Who Am I Now?

Cultivating Joy, Awe and Gratitude

Janet Little
May – Jun 2024 • Vol 4, No 10

New beginnings of spring—a favorite of mine is crocuses, which are in bold gold and royal purple and warm white—in complete overcoming of snow and ice. They survived the winter—outside!

It’s not always as easy to see the new beginning in ourselves. Oh, we may be walking outdoors more, perhaps celebrating sandal weather early by getting a pedicure, maybe throwing balls with kids. Yet, what is new and different in us? How did we survive the snow—or whatever else happened during the winter? What did we learn? How did we grow? Who are we now?

Who am I now? It’s a question I like to ask clients, just to get them thinking. It prompts further inquiries, like what is important to me now, what are my immediate priorities and my long-term ideas? What makes me happy? What do I believe now? What is still true? Are some of the positions I defend outmoded in my own reality? That is, do I really still believe them or was it because I wanted the kids to grow up a certain way? Would my perspective change if I opened up to new research or evidence?

Dye My Hair Indigo? Why Not!

Blessed are those who have the time—or determine to mindfully take the time—to examine their perspectives, to allow the opportunity to modify the constructs or thought- forms that may have given them structure—or imprisoned them. Anything that is about something we’d like to do but ends with the question, “What would people think?” is probably one of those.

Really, why don’t I dye my hair indigo? Follow that train of thought to see what it has to say about who you are now. You may find it’s less about what would people think and more about not desiring the attention, positive and negative, that would result. And there it is—insight into who you are now.

Why don’t I use the pasta attachment that fits the mixer? You might find it’s not about time, or what I’m going to do someday, and more about I don’t care that much, and I really don’t want to clean up the mess. Or I’m gluten-free now. (And that’s a whole other story!) All of which leads naturally then, to why do I keep it?

Now you’re on your way to de-cluttering. And isn’t it easy how you got somewhere you knew you wanted to go—someday. And that day is now! I’m telling you—someday can be now.

Time to Reinvent Who You Are

Asking “Who am I now?” allows us to reinvent ourselves to fit our lives as they are or can be right now. Letting go of a disdain for landscaping gives way to designing a natural, low-maintenance front yard with native plants that you do like. It be-comes a whole new creative pursuit, and maybe even leads to a new friend in the neighborhood who admires the effort.

“Who am I now?” is a good question to ask after any transition—and maybe even during one, when your old situation is like a burning island and everyone on it takes to the water. Whether in a motorboat or a dingy or swimming with the sharks, everyone must leave the island. You haven’t a clue where you’re going, only that you can’t stay where you were. Even then, ask the question.

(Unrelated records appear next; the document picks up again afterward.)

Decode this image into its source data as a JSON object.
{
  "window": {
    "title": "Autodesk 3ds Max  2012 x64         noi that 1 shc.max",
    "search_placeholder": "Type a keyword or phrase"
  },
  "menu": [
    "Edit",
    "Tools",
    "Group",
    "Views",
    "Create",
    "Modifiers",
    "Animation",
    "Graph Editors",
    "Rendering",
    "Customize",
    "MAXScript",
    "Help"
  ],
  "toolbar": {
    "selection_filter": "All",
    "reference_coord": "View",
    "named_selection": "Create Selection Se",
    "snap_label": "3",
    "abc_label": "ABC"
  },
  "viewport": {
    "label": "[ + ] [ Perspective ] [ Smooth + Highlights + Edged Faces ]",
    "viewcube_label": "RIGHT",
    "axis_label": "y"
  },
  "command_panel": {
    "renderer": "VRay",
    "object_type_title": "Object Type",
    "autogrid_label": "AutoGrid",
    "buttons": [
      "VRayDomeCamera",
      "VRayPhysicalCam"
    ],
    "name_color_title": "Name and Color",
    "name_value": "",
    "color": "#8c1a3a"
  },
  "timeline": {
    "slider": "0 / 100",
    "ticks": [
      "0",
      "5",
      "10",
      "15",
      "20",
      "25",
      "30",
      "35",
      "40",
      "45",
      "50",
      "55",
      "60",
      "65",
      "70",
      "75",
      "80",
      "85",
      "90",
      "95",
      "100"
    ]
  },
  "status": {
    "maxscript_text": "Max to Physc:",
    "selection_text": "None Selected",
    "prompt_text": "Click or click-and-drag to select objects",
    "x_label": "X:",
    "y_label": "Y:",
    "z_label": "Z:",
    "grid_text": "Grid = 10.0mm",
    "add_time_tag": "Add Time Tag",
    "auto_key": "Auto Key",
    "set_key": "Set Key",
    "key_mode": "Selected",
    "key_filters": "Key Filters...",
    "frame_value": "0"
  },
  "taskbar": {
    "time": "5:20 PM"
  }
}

I am no longer Jason’s partner. I am no longer mom to Max, the golden retriever. I am not now a teacher. Who am I now? You may even re-member that once upon a time, you always thought you were going to be an artist, or a writer, or fly planes—or fly fish!

Embracing the Wonder of It All

In his book, “Awestruck: How Embracing Wonder Can Make You Happier, Healthier and More Connected,” Jonah Paquette PsyD, makes the point that we can cultivate awe, that we can open ourselves to being more awestruck—with nature, at the arts, through social connection, and through habits we can learn and practice.

In Montana, there is no shortage of awe-inspiring scenery, darn-good food, and beautiful works of art. “Who am I now?” makes us ask, “What is my response to the pure magic of this state? Do I revel in the moment and appreciate all that is here? Can I learn to be child-like and open to wonder and awe and the new experiences that God, or the Great Universe, brings to me?”

If the answer is no, then the next question is, “What do I need now?” We may have learned a lot about giving, but have we learned to give to ourselves? The flight attendants are right about the oxygen-mask thing. You know—put yours on first before assisting others. Give yourself the love, the compassion, the smile, and the sleep that you would wish upon another human being.

Once you have given yourself the care you need—and it may take a while—then go find evidences of gratitude. Appreciate the neighborhood cat who somersaults to greet you and to experience the warmth of the sidewalk. Go where you can overhear a tourist exclaiming over a wonder feature of your state, no matter what language they speak. Take responsibility for your own happiness and ask, “Who am I now?”

Visit The Alchemy Exchange store and look up the book, “Happiness,” by Omraam Mikhaël Aïvanhov. Discover the magic of gratitude. Recapture your moments of bliss!

In the Hearts Center Community, we are committed to spiritual practices that support and create true alchemical changes in ourselves first and then outside at large in the greater community. Through meditation and the science of the spoken word (prayers, songs, chants and decrees), we draw upon subtle spiritual energies and technologies as we transform ourselves and our planet. We hold the space of Aquarian Love in our hearts and send it out into the world to bless all of life. Visit: The Hearts Center Community.